Reason Number 17:
Because your vet may have to euthanize one for rabies testing.
Here is the story: A client has been feeding some feral cats in her neighborhood. Always the opportunist, a young raccoon, probably a summer baby, had been visiting, too. Yesterday, while she was feeding them, the 'coon jumped up at her and bit her hand, rather severely.
I got involved when the client's husband called the office yesterday, from the hospital ER where his wife was undergoing a series of most painful treatments and injections. "If I catch the raccoon, can you have it tested for rabies?" he asked. After warning him to be very careful, I assured him I would take on this task.
Today, he showed up with the raccoon in a live trap. It was obvious that this raccoon was sick. To start, it was exhibiting some very odd behavior. It had been showing up in the daytime, and instead of running from a person, it attacked her. This is never a good sign. But, once trapped in the cage, it was not hissing and spitting and trying to get out, it was huddled in one corner, looking very dejected and lethargic.
I worked a snare in through the cage bars and looped it over the raccoon's head and around its neck, so that another person could hold it still while I injected it with a heavy sedative. It didn't even respond to the needle prick or the burning sensation of the injection. After that took effect, I donned a heavy leather glove, reached into the cage and restrained the 'coon while I administered the final injection. It was all over very quickly, and with much less risk than I was anticipating. I got the funniest compliment from the two staff members who watched me work. "Doc," they said, "All we can say is, You have some balls!" I reminded them that I actually had ovaries, but thanked them for the sentiment.
Rabies testing, whether for a raccoon, a dog, or a cat, involves analyzing brain tissue for certain microscopic changes. I will spare you the rest of the details, but let's just say what I had to do next is not in my Top 10 list of things I love about my job.
I feel certain that this raccoon had Canine Distemper Virus, not rabies. Distemper is a viral disease that affects the nervous system and often mimics rabies, which fortunately is extremely rare in our area.

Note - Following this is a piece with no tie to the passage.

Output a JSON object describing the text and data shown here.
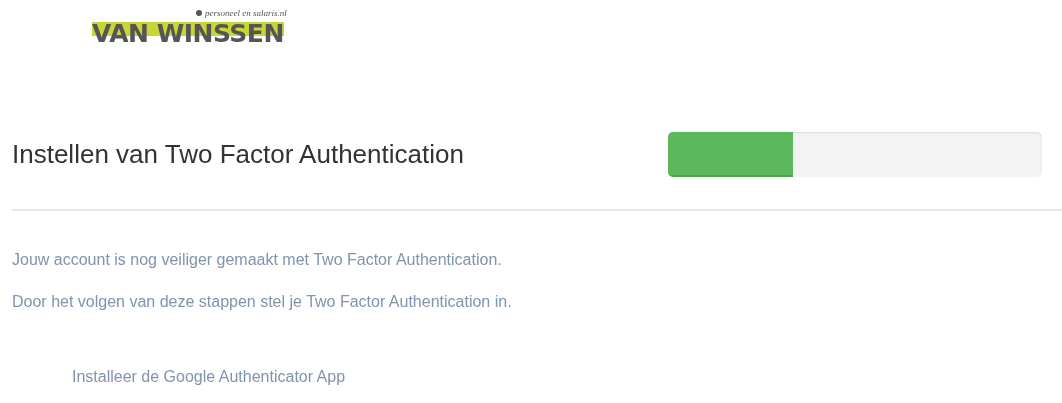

Still, you should NOT feed wild raccoons or encourage them to hang around, you should NOT make a pet of a young raccoon, and you should most definitely NEVER, EVER get near a raccoon who acts sick.
My client learned a painful lesson, and in the process, put her husband, me, and two of my staff members at risk for coming in contact with a rabies suspect. No matter how sorry you feel for the raccoons, please don't put yourself, your family, or your favorite veterinarian in this situation.
My health insurance company thanks you.